## [Work instructions]
Where the word "prefix" occurs in a line of the data, return the whole line.

## [Supplied records]
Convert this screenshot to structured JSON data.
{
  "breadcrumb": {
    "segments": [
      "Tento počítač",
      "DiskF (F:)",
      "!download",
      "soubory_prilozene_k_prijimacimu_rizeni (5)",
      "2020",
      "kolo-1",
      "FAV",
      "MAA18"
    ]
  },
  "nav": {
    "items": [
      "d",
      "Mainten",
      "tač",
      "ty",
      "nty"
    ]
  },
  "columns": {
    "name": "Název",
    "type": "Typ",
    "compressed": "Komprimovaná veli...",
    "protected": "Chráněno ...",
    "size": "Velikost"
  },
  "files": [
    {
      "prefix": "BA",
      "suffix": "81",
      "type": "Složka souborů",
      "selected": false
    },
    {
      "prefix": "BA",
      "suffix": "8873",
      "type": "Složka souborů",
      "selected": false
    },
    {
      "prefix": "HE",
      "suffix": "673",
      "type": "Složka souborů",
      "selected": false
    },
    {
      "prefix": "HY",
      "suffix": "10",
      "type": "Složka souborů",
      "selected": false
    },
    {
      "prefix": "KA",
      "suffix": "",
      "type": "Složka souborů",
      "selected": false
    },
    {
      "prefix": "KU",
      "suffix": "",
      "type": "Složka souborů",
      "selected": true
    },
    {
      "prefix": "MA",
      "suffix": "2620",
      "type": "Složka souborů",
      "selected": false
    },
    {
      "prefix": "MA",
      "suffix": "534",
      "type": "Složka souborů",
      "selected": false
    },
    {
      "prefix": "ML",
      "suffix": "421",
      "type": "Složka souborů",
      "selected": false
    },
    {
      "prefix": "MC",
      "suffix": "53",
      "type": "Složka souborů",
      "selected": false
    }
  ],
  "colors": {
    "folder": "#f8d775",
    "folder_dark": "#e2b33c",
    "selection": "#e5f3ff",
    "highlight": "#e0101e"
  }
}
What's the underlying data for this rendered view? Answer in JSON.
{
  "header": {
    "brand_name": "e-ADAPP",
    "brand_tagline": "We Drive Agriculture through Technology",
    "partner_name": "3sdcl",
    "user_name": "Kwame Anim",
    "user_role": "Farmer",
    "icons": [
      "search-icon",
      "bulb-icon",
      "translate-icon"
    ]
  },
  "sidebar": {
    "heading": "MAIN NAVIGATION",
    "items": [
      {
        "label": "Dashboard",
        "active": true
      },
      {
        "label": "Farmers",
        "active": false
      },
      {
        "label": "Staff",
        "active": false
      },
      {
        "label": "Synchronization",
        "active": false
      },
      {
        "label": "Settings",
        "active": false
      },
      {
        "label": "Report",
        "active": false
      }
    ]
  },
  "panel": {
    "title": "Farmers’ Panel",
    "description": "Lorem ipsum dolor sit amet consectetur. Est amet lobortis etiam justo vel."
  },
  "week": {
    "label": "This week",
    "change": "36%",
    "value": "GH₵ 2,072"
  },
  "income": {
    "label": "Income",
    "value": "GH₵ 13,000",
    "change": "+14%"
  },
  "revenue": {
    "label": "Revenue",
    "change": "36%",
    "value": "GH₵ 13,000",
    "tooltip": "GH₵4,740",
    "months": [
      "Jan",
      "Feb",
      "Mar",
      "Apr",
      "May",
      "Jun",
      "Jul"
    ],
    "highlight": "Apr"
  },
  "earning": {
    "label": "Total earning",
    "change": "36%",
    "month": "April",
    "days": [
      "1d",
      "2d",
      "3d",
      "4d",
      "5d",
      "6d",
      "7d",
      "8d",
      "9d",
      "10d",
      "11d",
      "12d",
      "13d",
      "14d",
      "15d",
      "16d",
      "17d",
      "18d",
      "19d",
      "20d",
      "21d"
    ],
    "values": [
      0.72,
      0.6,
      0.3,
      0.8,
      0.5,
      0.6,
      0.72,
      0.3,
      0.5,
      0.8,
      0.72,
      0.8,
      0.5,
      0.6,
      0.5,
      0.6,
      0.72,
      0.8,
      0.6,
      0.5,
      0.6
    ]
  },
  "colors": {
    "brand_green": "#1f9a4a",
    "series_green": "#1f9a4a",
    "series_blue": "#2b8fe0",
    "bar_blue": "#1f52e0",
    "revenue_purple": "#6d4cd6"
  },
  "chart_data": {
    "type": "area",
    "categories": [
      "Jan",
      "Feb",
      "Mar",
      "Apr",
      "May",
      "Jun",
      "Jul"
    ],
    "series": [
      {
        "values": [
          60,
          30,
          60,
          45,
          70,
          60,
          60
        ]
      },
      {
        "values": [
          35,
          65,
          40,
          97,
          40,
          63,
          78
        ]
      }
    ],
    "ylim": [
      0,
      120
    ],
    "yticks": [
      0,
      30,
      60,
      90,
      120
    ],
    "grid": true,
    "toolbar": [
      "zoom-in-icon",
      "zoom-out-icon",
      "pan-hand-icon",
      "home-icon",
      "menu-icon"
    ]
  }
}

## [Answer to this exercise]
      "prefix": "BA",
      "prefix": "BA",
      "prefix": "HE",
      "prefix": "HY",
      "prefix": "KA",
      "prefix": "KU",
      "prefix": "MA",
      "prefix": "MA",
      "prefix": "ML",
      "prefix": "MC",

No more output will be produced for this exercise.